■ TASK DETAILS
Print every record exactly, but leave out the pictures.

■ DATA PROVIDED
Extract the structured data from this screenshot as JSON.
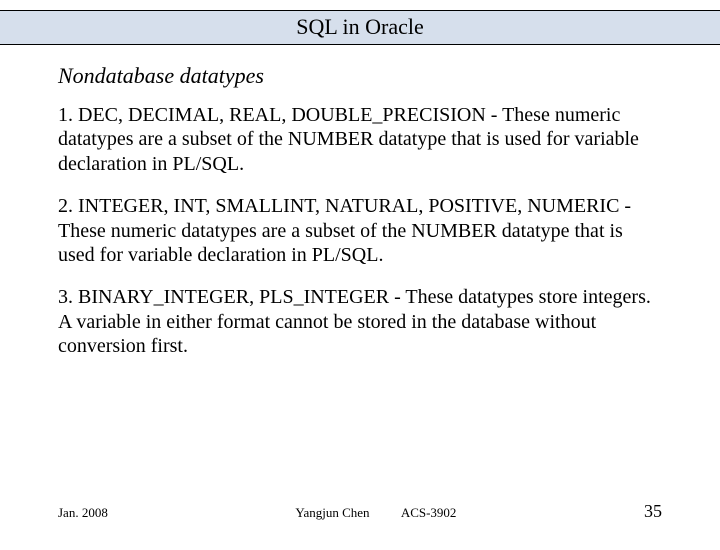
{
  "title": "SQL in Oracle",
  "heading": "Nondatabase datatypes",
  "paragraphs": [
    "1. DEC, DECIMAL, REAL, DOUBLE_PRECISION - These numeric datatypes are a subset of the NUMBER datatype that is used for variable declaration in PL/SQL.",
    "2. INTEGER, INT, SMALLINT, NATURAL, POSITIVE, NUMERIC - These numeric datatypes are a subset of the NUMBER datatype that is used for variable declaration in PL/SQL.",
    "3. BINARY_INTEGER, PLS_INTEGER - These datatypes store integers. A variable in either format cannot be stored in the database without conversion first."
  ],
  "footer": {
    "date": "Jan. 2008",
    "author": "Yangjun Chen",
    "course": "ACS-3902",
    "page": "35"
  }
}
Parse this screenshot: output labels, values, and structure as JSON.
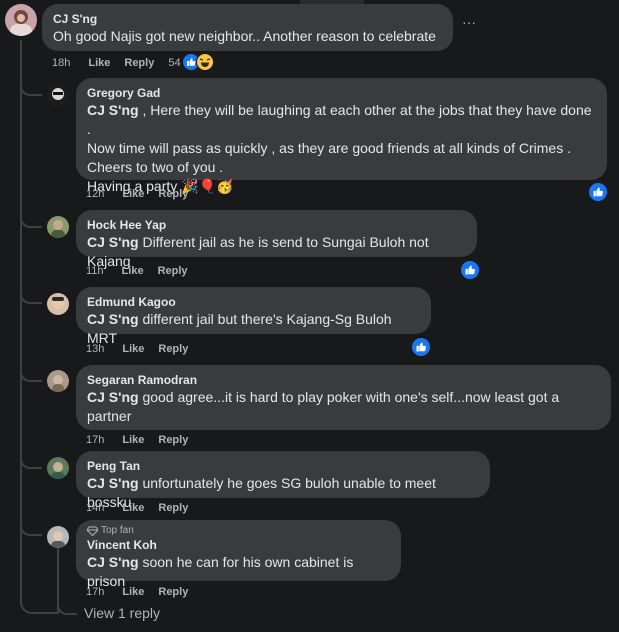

■ SOLUTION BELOW
Extract the structured data from this screenshot as JSON.
{
  "title": "SQL in Oracle",
  "heading": "Nondatabase datatypes",
  "paragraphs": [
    "1. DEC, DECIMAL, REAL, DOUBLE_PRECISION - These numeric datatypes are a subset of the NUMBER datatype that is used for variable declaration in PL/SQL.",
    "2. INTEGER, INT, SMALLINT, NATURAL, POSITIVE, NUMERIC - These numeric datatypes are a subset of the NUMBER datatype that is used for variable declaration in PL/SQL.",
    "3. BINARY_INTEGER, PLS_INTEGER - These datatypes store integers. A variable in either format cannot be stored in the database without conversion first."
  ],
  "footer": {
    "date": "Jan. 2008",
    "author": "Yangjun Chen",
    "course": "ACS-3902",
    "page": "35"
  }
}
Parse this screenshot: output labels, values, and structure as JSON.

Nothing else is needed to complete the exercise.